Capturing domain knowledge can be a time-consuming process that typically requires the collaboration of a Subject Matter Expert and a modeling expert to encode the knowledge. In a number of domains and applications, this situation is further exacerbated by the fact that the Subject Matter Expert may find it difficult to articulate the domain knowledge as a procedure or rules, but instead may find it easier to classify instance data. To facilitate this type of knowledge elicitation from Subject Matter Experts, we have developed a system that automatically generates formal and executable rules from provided labeled instance data. We do this by leveraging the techniques of Inductive Logic Programming (ILP) to generate Horn clause based rules to separate out positive and negative instance data. We illustrate our approach on a Design For Manufacturability (DFM) platform where the goal is to design products that are easy to manufacture by providing early manufacturability feedback. Specifically we show how our approach can be used to generate feature recognition rules from positive and negative instance data supplied by Subject Matter Experts. Our platform is interactive, provides visual feedback and is iterative. The feature identification rules generated can be inspected, manually refined and vetted.

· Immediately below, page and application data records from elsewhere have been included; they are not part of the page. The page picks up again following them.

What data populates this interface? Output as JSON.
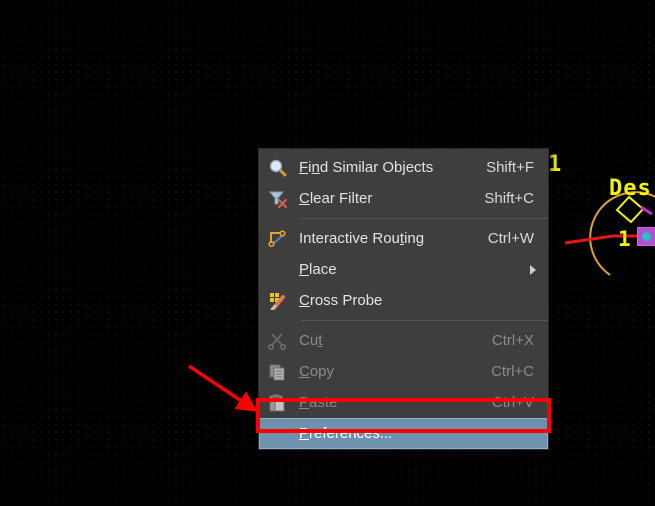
{
  "canvas": {
    "name": "pcb-editor-canvas",
    "background_color": "#000000",
    "grid_dot_color": "#1b1b1b"
  },
  "pcb": {
    "designator_text": "Des",
    "pin_number_left": "1",
    "pin_number_pad": "1",
    "pad_color": "#b44fd0",
    "pad_hole_color": "#1fc4c4",
    "trace_color": "#e01818",
    "arc_color": "#e0a030",
    "outline_color": "#f2f20a",
    "text_color": "#f2f20a"
  },
  "context_menu": {
    "name": "pcb-context-menu",
    "background_color": "#3e3e3e",
    "highlight_color": "#6e91ae",
    "items": [
      {
        "label": "Find Similar Objects",
        "mnemonic": "n",
        "accel": "Shift+F",
        "icon": "magnifier-icon",
        "enabled": true,
        "selected": false,
        "submenu": false
      },
      {
        "label": "Clear Filter",
        "mnemonic": "C",
        "accel": "Shift+C",
        "icon": "filter-clear-icon",
        "enabled": true,
        "selected": false,
        "submenu": false
      },
      {
        "label": "Interactive Routing",
        "mnemonic": "t",
        "accel": "Ctrl+W",
        "icon": "interactive-routing-icon",
        "enabled": true,
        "selected": false,
        "submenu": false
      },
      {
        "label": "Place",
        "mnemonic": "P",
        "accel": "",
        "icon": "",
        "enabled": true,
        "selected": false,
        "submenu": true
      },
      {
        "label": "Cross Probe",
        "mnemonic": "C",
        "accel": "",
        "icon": "cross-probe-icon",
        "enabled": true,
        "selected": false,
        "submenu": false
      },
      {
        "label": "Cut",
        "mnemonic": "t",
        "accel": "Ctrl+X",
        "icon": "scissors-icon",
        "enabled": false,
        "selected": false,
        "submenu": false
      },
      {
        "label": "Copy",
        "mnemonic": "C",
        "accel": "Ctrl+C",
        "icon": "copy-icon",
        "enabled": false,
        "selected": false,
        "submenu": false
      },
      {
        "label": "Paste",
        "mnemonic": "P",
        "accel": "Ctrl+V",
        "icon": "paste-icon",
        "enabled": false,
        "selected": false,
        "submenu": false
      },
      {
        "label": "Preferences...",
        "mnemonic": "P",
        "accel": "",
        "icon": "",
        "enabled": true,
        "selected": true,
        "submenu": false
      }
    ]
  },
  "annotations": {
    "highlight_box_color": "#fb0000",
    "arrow_color": "#fb0000",
    "arrow_target": "Preferences..."
  }
}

The capabilities for representing and reasoning about three-dimensional (3-D) objects are essential for knowledge-based, 3-D photointerpretation systems that combine domain knowledge with image processing, as demonstrated by 3- D Mosaic and ACRONYM. A practical framework for geometric representation and reasoning must incorporate projections between a two-dimensional (2-D) image and a 3-D scene, shape and surface properties of objects, and geometric and topological relationships between objects. In addition, it should allow easy modification and extension of the system's domain knowledge and be flexible enough to organize its reasoning efficiently to take advantage of the current available knowledge. This system uses frames to represent objects such as buildings and walls, geometric features such as lines and planes, and geometric relationships such as parallel lines.